1. Break the iron in half with a bent inside leg - Regardless if your horse starts like a giraffe to slightly bobbing its head, your inside leg will make it a level playing field to access its body in a supple way, and make the horse more bendable. The more you slide your leg back you are reaching the hind end better, and making the horse move its hind legs, putting it to work. The leg will help the rider lighten the weight off of the reins. This will give you a better chance of not feeling so much pressure in the reins where you might unconsciously be pulling more than you realize.

2. Good vibes from the inside Rein -

  • A lot of times it is a lack of a steady inside rein that makes the horse pop, and stiffen its neck/head. This can mean your inside rein gets too long and when it’s time to do an action that requires a lot of suppling/bending, you try to make it by quickly grabbing more rein, but that is actually pulling. That dramatic action of a nonexistent, no contact rein to a sudden punching/pulling one really unsettles the horse’s mouth causing them to go out of frame.
  • Another factor is a lot of riders have a weaker body side when riding therefore they drop the inside rein near their hip area (the inside body half might crunch sideways/lean forward) down or away from our outside hand/pommel area of the saddle. This will leave you more vulnerable to pulling your horse. Imagine your inside rein in this little box right above the pommel of the saddle where it rises slightly higher than your outside hand, it never steps out. It will help you be consistent and maintain steady communication with your horse.
  • Once you get stronger with your positioning and steadiness of your inside rein, then what’s the correct communication between a heavy horse and our inside rein? The inside rein for the stiff horse is like a masseuse. You have to view that horse’s mouth like a knotted back that needs alleviation. The inside rein is always massaging and suppling the inside rein while the outside is controlling rhythm and submission. The inside rein targets the locked jaw of the horse by creating a give and take relationship. This means that the inside rein puts a pressure by bending your inside wrist to the side. With that action, you have unkinked that stiffness. Then you release the reins by just slightly opening your hands and legging the horse to carry this soft, and supple contact. This is where the give and take relationship takes place. The horse understands a clear relationship where it takes the pressure, and the rider will decrease it when the horse backs off from being hard mouthed. The thing is, this is not something that you do once, and execute in the next 5 minutes. This lengthy explanation is in a matter of seconds, and throughout your whole ride, you are using this action every other step in your ride.

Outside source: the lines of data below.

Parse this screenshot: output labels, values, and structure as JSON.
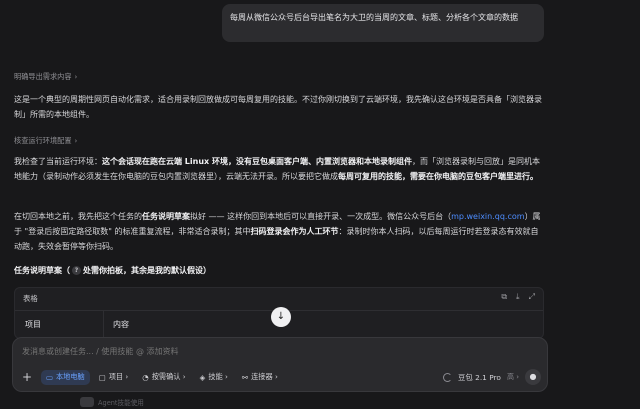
{
  "user_message": "每周从微信公众号后台导出笔名为大卫的当周的文章、标题、分析各个文章的数据",
  "sections": {
    "clarify_label": "明确导出需求内容",
    "env_label": "核查运行环境配置"
  },
  "paragraphs": {
    "p1": "这是一个典型的周期性网页自动化需求，适合用录制回放做成可每周复用的技能。不过你刚切换到了云端环境，我先确认这台环境是否具备「浏览器录制」所需的本地组件。",
    "p2_a": "我检查了当前运行环境：",
    "p2_b": "这个会话现在跑在云端 Linux 环境，没有豆包桌面客户端、内置浏览器和本地录制组件",
    "p2_c": "，而「浏览器录制与回放」是同机本地能力（录制动作必须发生在你电脑的豆包内置浏览器里），云端无法开录。所以要把它做成",
    "p2_d": "每周可复用的技能，需要在你电脑的豆包客户端里进行。",
    "p3_a": "在切回本地之前，我先把这个任务的",
    "p3_b": "任务说明草案",
    "p3_c": "拟好 —— 这样你回到本地后可以直接开录、一次成型。微信公众号后台（",
    "p3_link": "mp.weixin.qq.com",
    "p3_d": "）属于 \"登录后按固定路径取数\" 的标准重复流程，非常适合录制；其中",
    "p3_e": "扫码登录会作为人工环节",
    "p3_f": "：录制时你本人扫码，以后每周运行时若登录态有效就自动跑，失效会暂停等你扫码。"
  },
  "task": {
    "title_a": "任务说明草案（",
    "title_q": "?",
    "title_b": " 处需你拍板，其余是我的默认假设）"
  },
  "table": {
    "label": "表格",
    "col1": "项目",
    "col2": "内容"
  },
  "composer": {
    "placeholder": "发消息或创建任务... / 使用技能 @ 添加资料",
    "chips": [
      {
        "icon": "laptop-icon",
        "glyph": "▭",
        "label": "本地电脑",
        "active": true
      },
      {
        "icon": "folder-icon",
        "glyph": "▢",
        "label": "项目 ›",
        "active": false
      },
      {
        "icon": "shield-icon",
        "glyph": "◔",
        "label": "按需确认 ›",
        "active": false
      },
      {
        "icon": "layers-icon",
        "glyph": "◈",
        "label": "技能 ›",
        "active": false
      },
      {
        "icon": "plug-icon",
        "glyph": "⚯",
        "label": "连接器 ›",
        "active": false
      }
    ],
    "model": "豆包 2.1 Pro",
    "model_sub": "高 ›"
  },
  "footer": "Agent技能使用"
}
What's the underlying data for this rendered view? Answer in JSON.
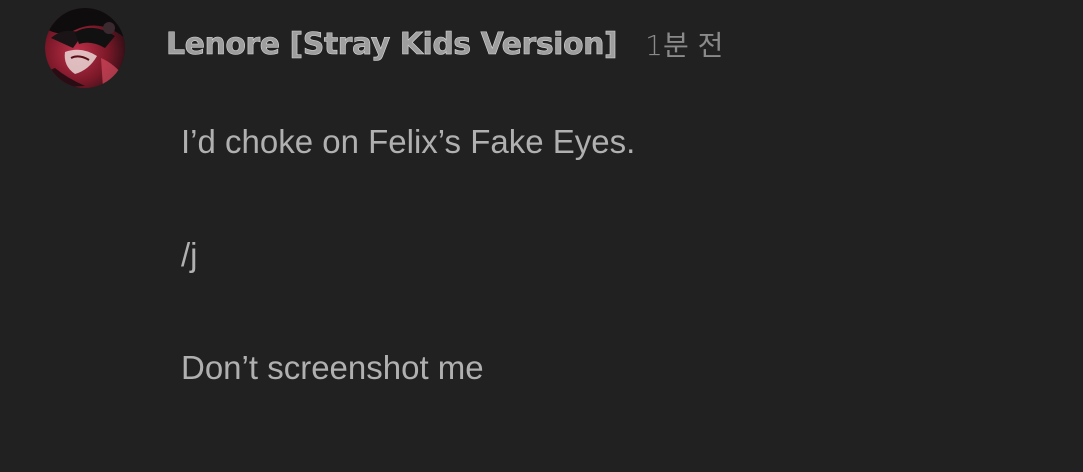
{
  "comment": {
    "author": "Lenore [Stray Kids Version]",
    "timestamp": "1분 전",
    "lines": [
      "I’d choke on Felix’s Fake Eyes.",
      "/j",
      "Don’t screenshot me"
    ]
  },
  "avatar": {
    "icon": "user-avatar-icon"
  },
  "colors": {
    "background": "#212121",
    "author": "#a8a8a8",
    "timestamp": "#8a8a8a",
    "body_text": "#b0b0b0"
  }
}
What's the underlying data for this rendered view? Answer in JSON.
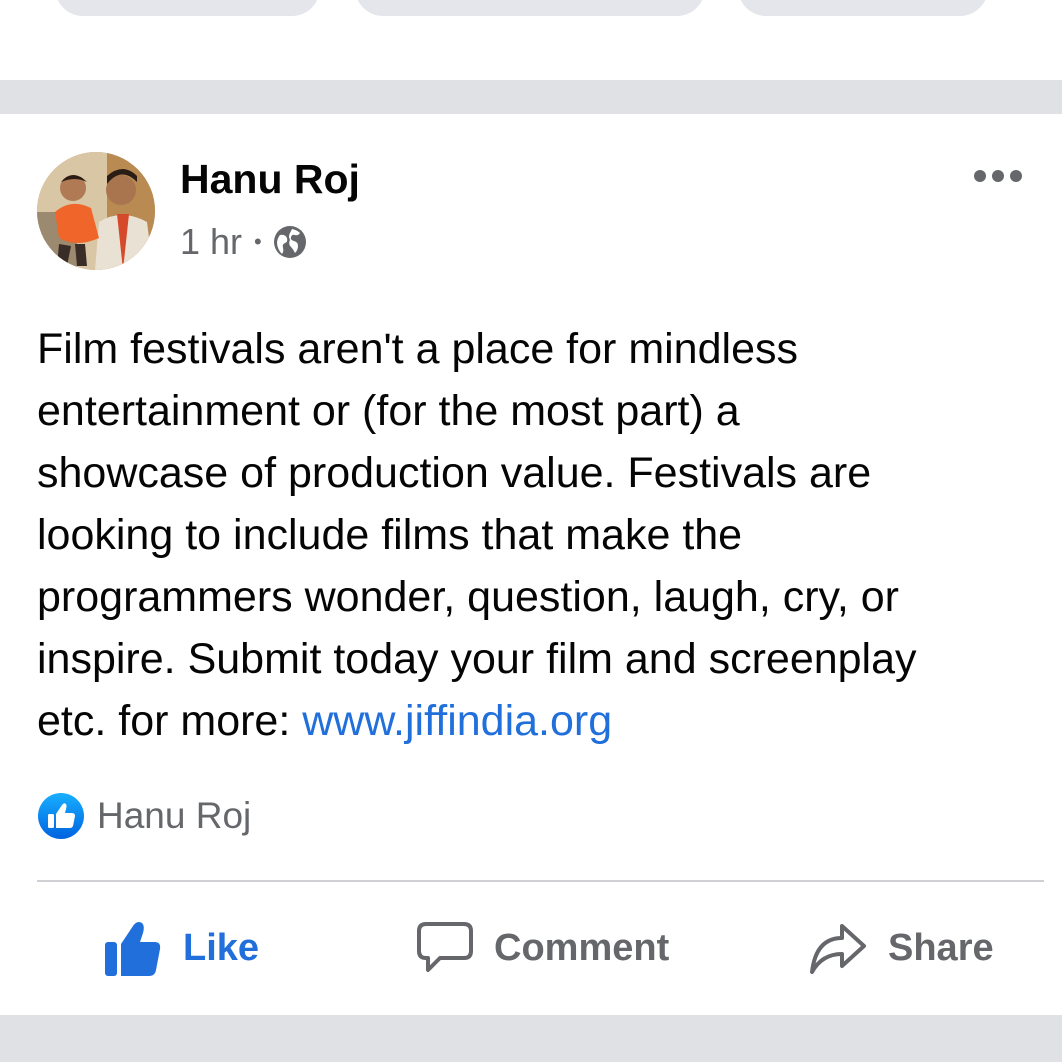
{
  "post": {
    "author": "Hanu Roj",
    "time": "1 hr",
    "separator": "•",
    "privacy_icon": "globe-icon",
    "more_icon": "more-horizontal-icon",
    "text_lines": [
      "Film festivals aren't a place for mindless",
      "entertainment or (for the most part) a",
      "showcase of production value. Festivals are",
      "looking to include films that make the",
      "programmers wonder, question, laugh, cry, or",
      "inspire. Submit today your film and screenplay"
    ],
    "last_line_prefix": "etc. for more: ",
    "link_text": "www.jiffindia.org",
    "reactions": {
      "icon": "like-reaction-icon",
      "names": "Hanu Roj"
    }
  },
  "actions": {
    "like_label": "Like",
    "comment_label": "Comment",
    "share_label": "Share"
  },
  "colors": {
    "accent": "#216fdb",
    "muted_text": "#65676b",
    "separator": "#dfe1e5"
  }
}
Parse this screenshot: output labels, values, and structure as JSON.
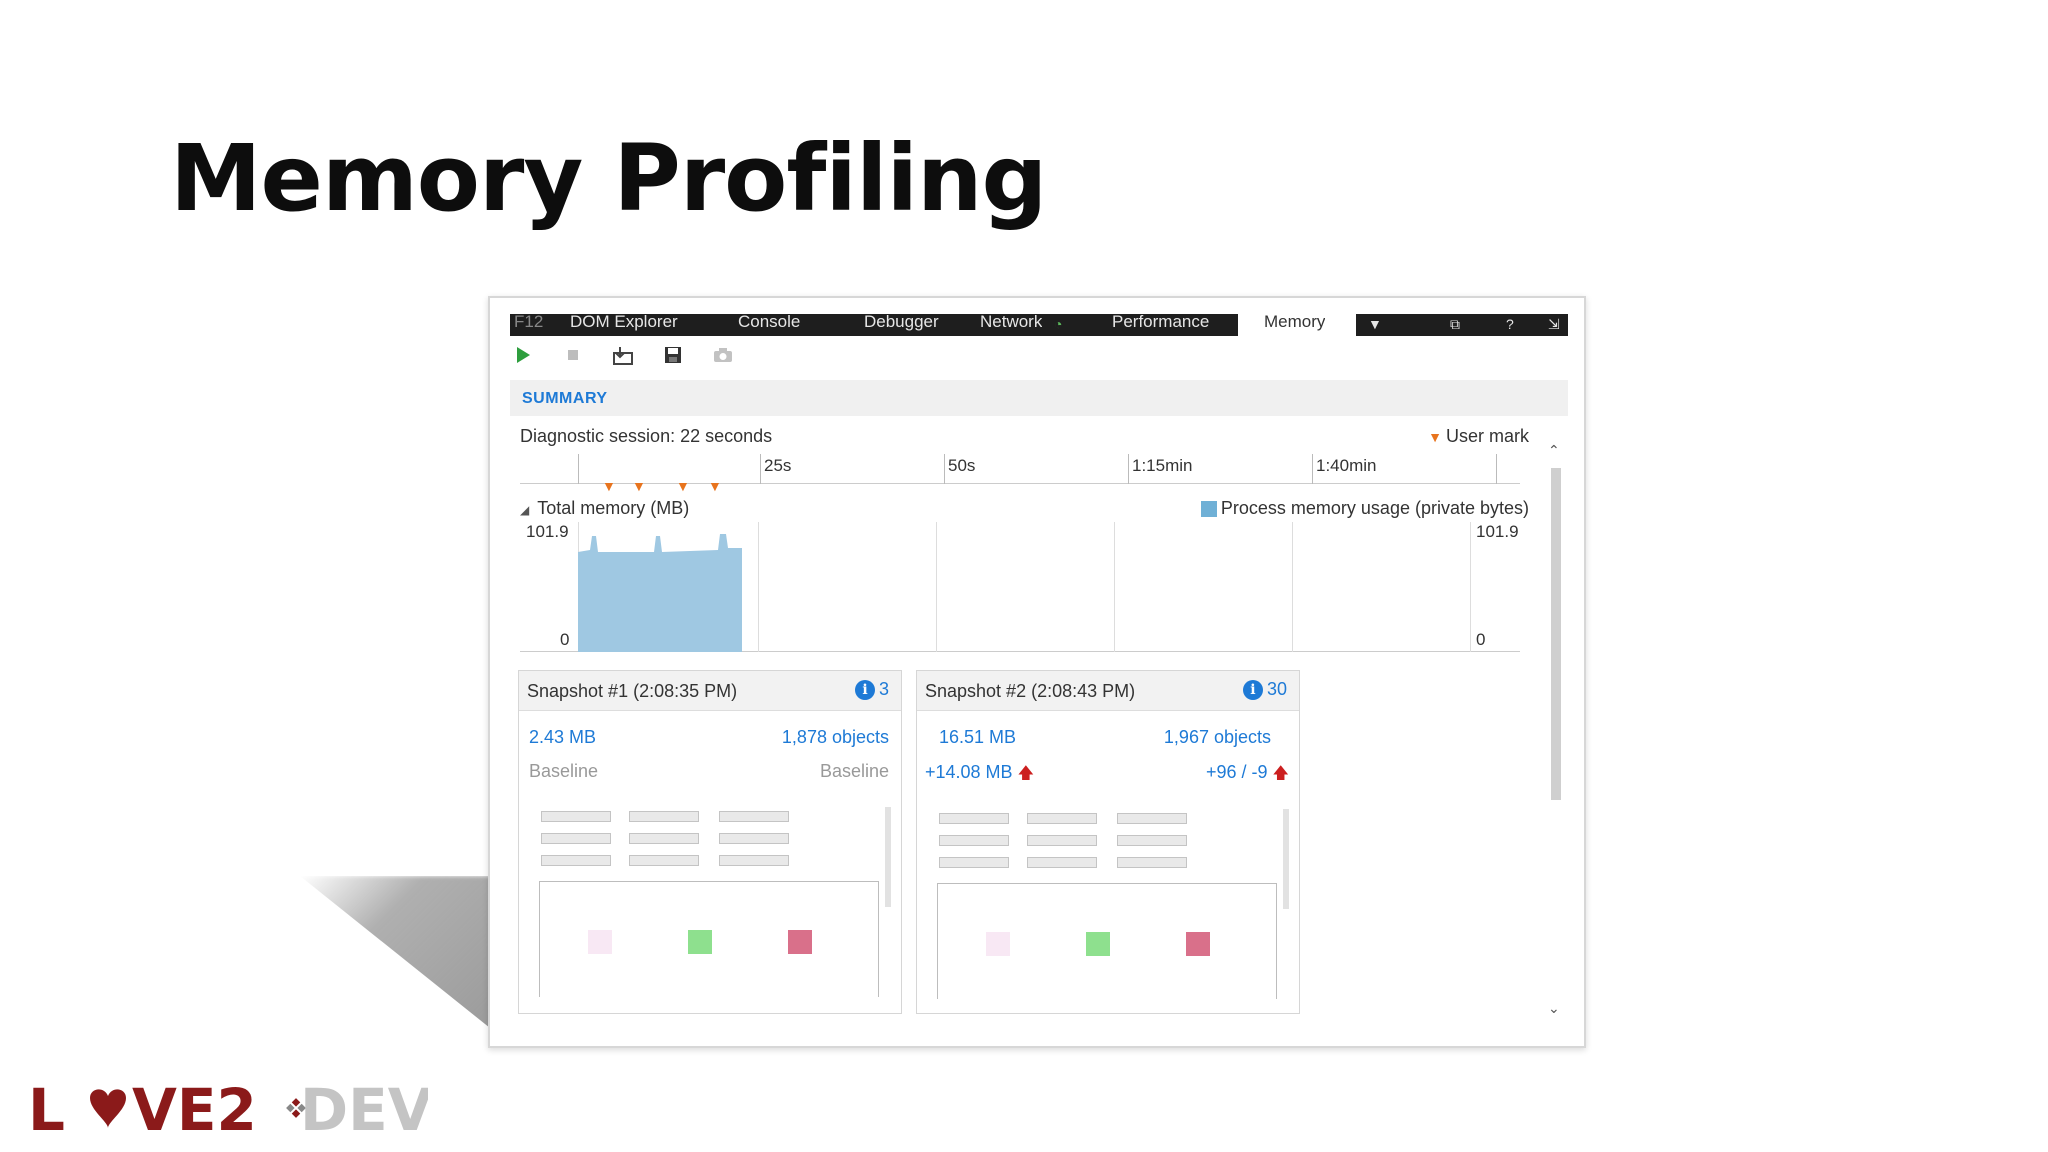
{
  "slide": {
    "title": "Memory Profiling"
  },
  "devtools": {
    "tabs": [
      {
        "label": "F12"
      },
      {
        "label": "DOM Explorer"
      },
      {
        "label": "Console"
      },
      {
        "label": "Debugger"
      },
      {
        "label": "Network"
      },
      {
        "label": "Performance"
      },
      {
        "label": "Memory"
      }
    ],
    "tab_icons": [
      "chevron-down-icon",
      "undock-icon",
      "help-icon",
      "pin-icon"
    ],
    "toolbar": {
      "buttons": [
        "play-icon",
        "stop-icon",
        "import-icon",
        "save-icon",
        "camera-icon"
      ]
    },
    "summary_label": "SUMMARY",
    "session_text": "Diagnostic session: 22 seconds",
    "user_mark_label": "User mark",
    "ruler_labels": [
      "25s",
      "50s",
      "1:15min",
      "1:40min"
    ],
    "total_memory_label": "Total memory (MB)",
    "legend_label": "Process memory usage (private bytes)",
    "y_max_left": "101.9",
    "y_min_left": "0",
    "y_max_right": "101.9",
    "y_min_right": "0",
    "snapshots": [
      {
        "title": "Snapshot #1",
        "time": "(2:08:35 PM)",
        "count": "3",
        "size": "2.43 MB",
        "objects": "1,878 objects",
        "size_diff": "Baseline",
        "objects_diff": "Baseline"
      },
      {
        "title": "Snapshot #2",
        "time": "(2:08:43 PM)",
        "count": "30",
        "size": "16.51 MB",
        "objects": "1,967 objects",
        "size_diff": "+14.08 MB",
        "objects_diff": "+96 / -9"
      }
    ],
    "colors": {
      "accent": "#1e7ad6",
      "memory_fill": "#9fc8e2",
      "marker": "#e8741e",
      "increase": "#cc1f1f"
    }
  },
  "logo": {
    "text_left": "L",
    "text_mid": "VE2",
    "text_right": "DEV",
    "icon": "heart-icon"
  }
}
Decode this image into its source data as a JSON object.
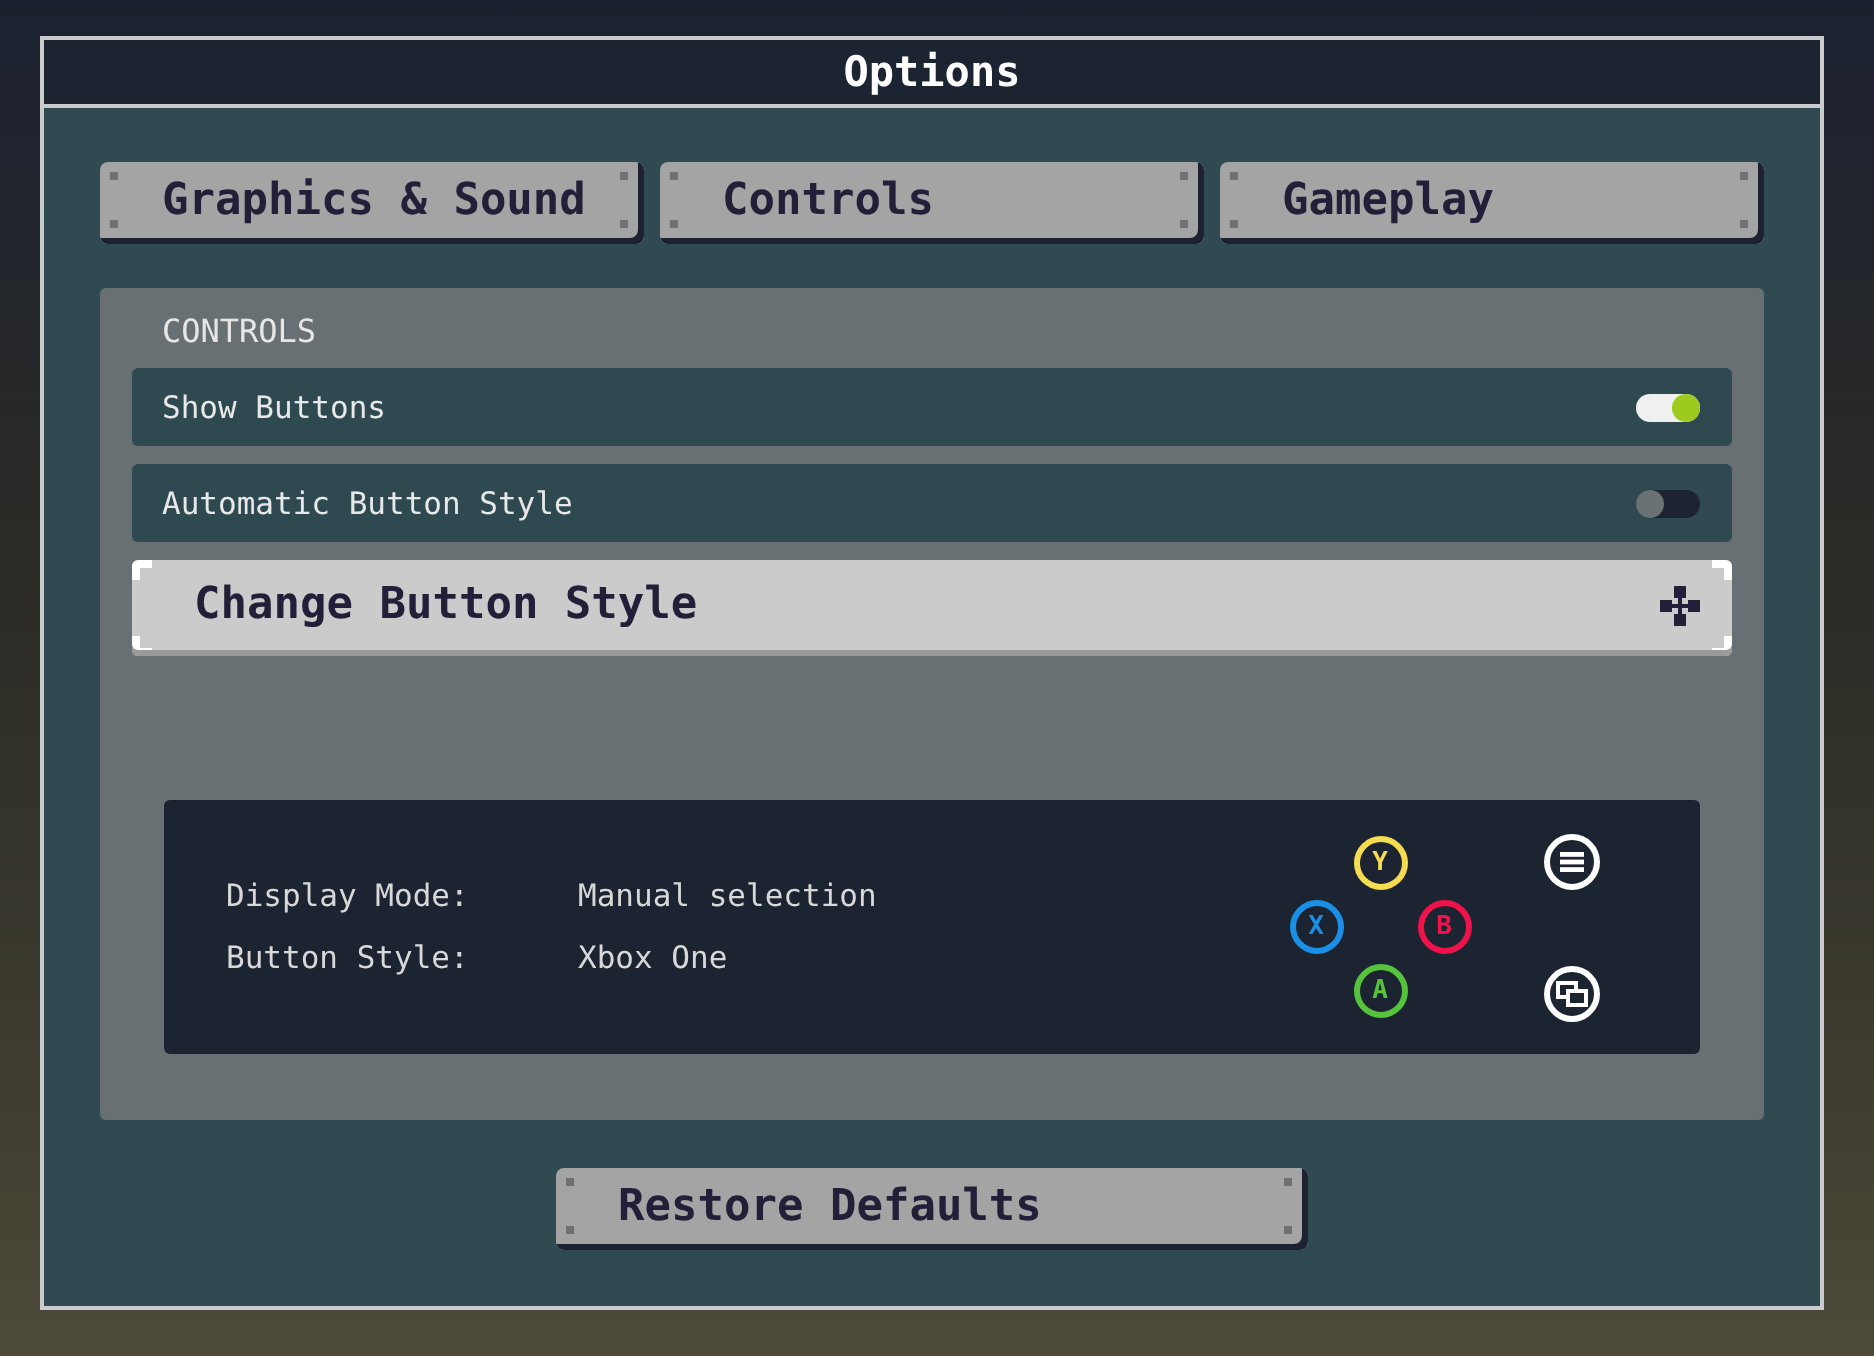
{
  "window": {
    "title": "Options"
  },
  "tabs": [
    {
      "label": "Graphics & Sound"
    },
    {
      "label": "Controls"
    },
    {
      "label": "Gameplay"
    }
  ],
  "controls": {
    "heading": "CONTROLS",
    "rows": [
      {
        "kind": "toggle",
        "label": "Show Buttons",
        "on": true,
        "selected": false
      },
      {
        "kind": "toggle",
        "label": "Automatic Button Style",
        "on": false,
        "selected": false
      },
      {
        "kind": "action",
        "label": "Change Button Style",
        "selected": true
      }
    ]
  },
  "button_style_info": {
    "fields": [
      {
        "label": "Display Mode:",
        "value": "Manual selection"
      },
      {
        "label": "Button Style:",
        "value": "Xbox One"
      }
    ],
    "face_buttons": [
      {
        "label": "Y",
        "color": "#f5dc50"
      },
      {
        "label": "X",
        "color": "#1a8fe6"
      },
      {
        "label": "B",
        "color": "#f0124a"
      },
      {
        "label": "A",
        "color": "#55c43c"
      }
    ]
  },
  "restore_button": {
    "label": "Restore Defaults"
  }
}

3. No Good Vibes without Good Leg is the catalyst to make this all happen. Before you execute anything with your hand, the leg is the ignition. With stiffer horses, make sure you keep your leg on them. Imagine that if your leg is to go off contact from the horse’s body, the horse immediately hardens into stone because it is only guided by reins. The leg alleviates the stiffness of the horse’s body. By using an effective and consistent leg, you are creating a better support of lifting the horse’s head up. With that, it gives you a more flexible, inside rein to work with. If you feel that your legs aren’t strong enough, you can always use the whip along with the leg by tapping the horse to use its hind end more. This will help you be more consistent in driving your horse forward.


With your leg aids: open your knees more away from the saddle to give your legs more mobility to bend and push forward.

Raquel Santos is based in Agoura Hills/Calabasas at Brookview Ranch Stables. She has experience in turning horses with no experience in dressage into solid dance partners. She furthered her education over in Europe at Dressuurtal Van Baalen for six months, and established her business back in Los Angeles, CA. She currently trains a variety of horses- lower, FEI level, problem horses. Learn more about Raquel Santos Dressage services on Equivont.